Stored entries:
___

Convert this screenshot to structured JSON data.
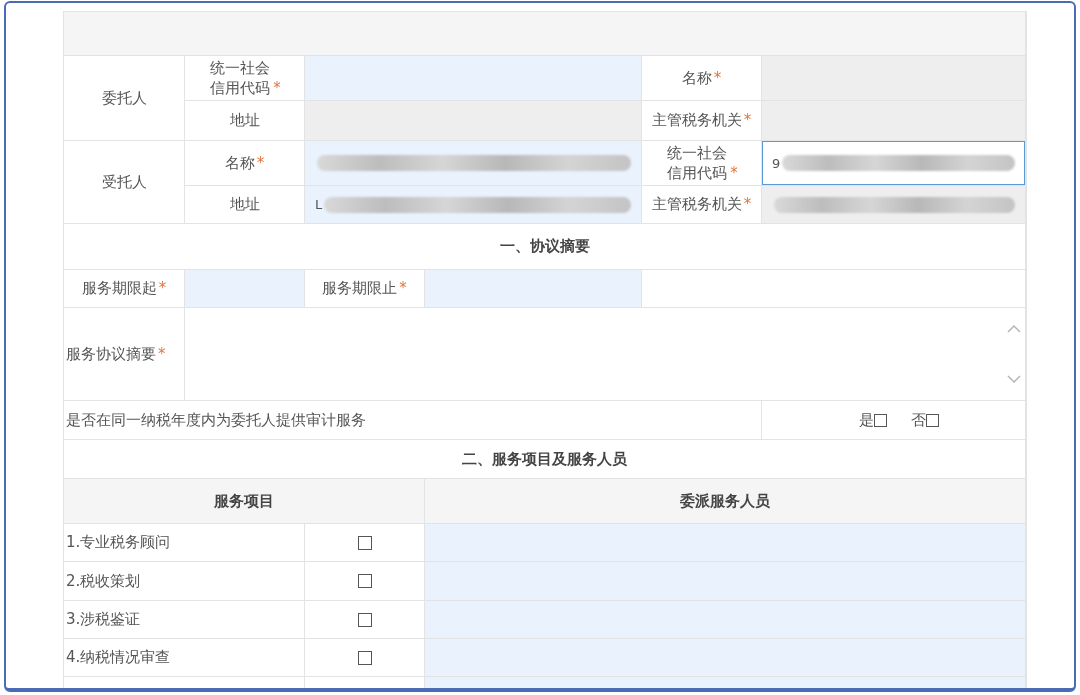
{
  "required_mark": "*",
  "parties": [
    {
      "role": "委托人",
      "fields": [
        {
          "label": "统一社会信用代码",
          "required": true,
          "editable": true
        },
        {
          "label": "名称",
          "required": true,
          "editable": false
        },
        {
          "label": "地址",
          "required": false,
          "editable": false
        },
        {
          "label": "主管税务机关",
          "required": true,
          "editable": false
        }
      ]
    },
    {
      "role": "受托人",
      "fields": [
        {
          "label": "名称",
          "required": true,
          "editable": true,
          "redacted": true
        },
        {
          "label": "统一社会信用代码",
          "required": true,
          "editable": true,
          "focused": true,
          "value": "9",
          "redacted": true
        },
        {
          "label": "地址",
          "required": false,
          "editable": true,
          "value": "L",
          "redacted": true
        },
        {
          "label": "主管税务机关",
          "required": true,
          "editable": false,
          "redacted": true
        }
      ]
    }
  ],
  "section_1": {
    "title": "一、协议摘要",
    "period": [
      {
        "label": "服务期限起",
        "required": true
      },
      {
        "label": "服务期限止",
        "required": true
      }
    ],
    "summary": {
      "label": "服务协议摘要",
      "required": true
    },
    "audit": {
      "question": "是否在同一纳税年度内为委托人提供审计服务",
      "options": [
        {
          "label": "是",
          "checked": false
        },
        {
          "label": "否",
          "checked": false
        }
      ]
    }
  },
  "section_2": {
    "title": "二、服务项目及服务人员",
    "columns": [
      "服务项目",
      "委派服务人员"
    ],
    "items": [
      {
        "label": "1.专业税务顾问",
        "checked": false
      },
      {
        "label": "2.税收策划",
        "checked": false
      },
      {
        "label": "3.涉税鉴证",
        "checked": false
      },
      {
        "label": "4.纳税情况审查",
        "checked": false
      }
    ]
  }
}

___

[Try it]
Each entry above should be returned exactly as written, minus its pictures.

[Response to this task]
Convert this screenshot to structured JSON data.
{
  "required_mark": "*",
  "parties": [
    {
      "role": "委托人",
      "fields": [
        {
          "label": "统一社会信用代码",
          "required": true,
          "editable": true
        },
        {
          "label": "名称",
          "required": true,
          "editable": false
        },
        {
          "label": "地址",
          "required": false,
          "editable": false
        },
        {
          "label": "主管税务机关",
          "required": true,
          "editable": false
        }
      ]
    },
    {
      "role": "受托人",
      "fields": [
        {
          "label": "名称",
          "required": true,
          "editable": true,
          "redacted": true
        },
        {
          "label": "统一社会信用代码",
          "required": true,
          "editable": true,
          "focused": true,
          "value": "9",
          "redacted": true
        },
        {
          "label": "地址",
          "required": false,
          "editable": true,
          "value": "L",
          "redacted": true
        },
        {
          "label": "主管税务机关",
          "required": true,
          "editable": false,
          "redacted": true
        }
      ]
    }
  ],
  "section_1": {
    "title": "一、协议摘要",
    "period": [
      {
        "label": "服务期限起",
        "required": true
      },
      {
        "label": "服务期限止",
        "required": true
      }
    ],
    "summary": {
      "label": "服务协议摘要",
      "required": true
    },
    "audit": {
      "question": "是否在同一纳税年度内为委托人提供审计服务",
      "options": [
        {
          "label": "是",
          "checked": false
        },
        {
          "label": "否",
          "checked": false
        }
      ]
    }
  },
  "section_2": {
    "title": "二、服务项目及服务人员",
    "columns": [
      "服务项目",
      "委派服务人员"
    ],
    "items": [
      {
        "label": "1.专业税务顾问",
        "checked": false
      },
      {
        "label": "2.税收策划",
        "checked": false
      },
      {
        "label": "3.涉税鉴证",
        "checked": false
      },
      {
        "label": "4.纳税情况审查",
        "checked": false
      }
    ]
  }
}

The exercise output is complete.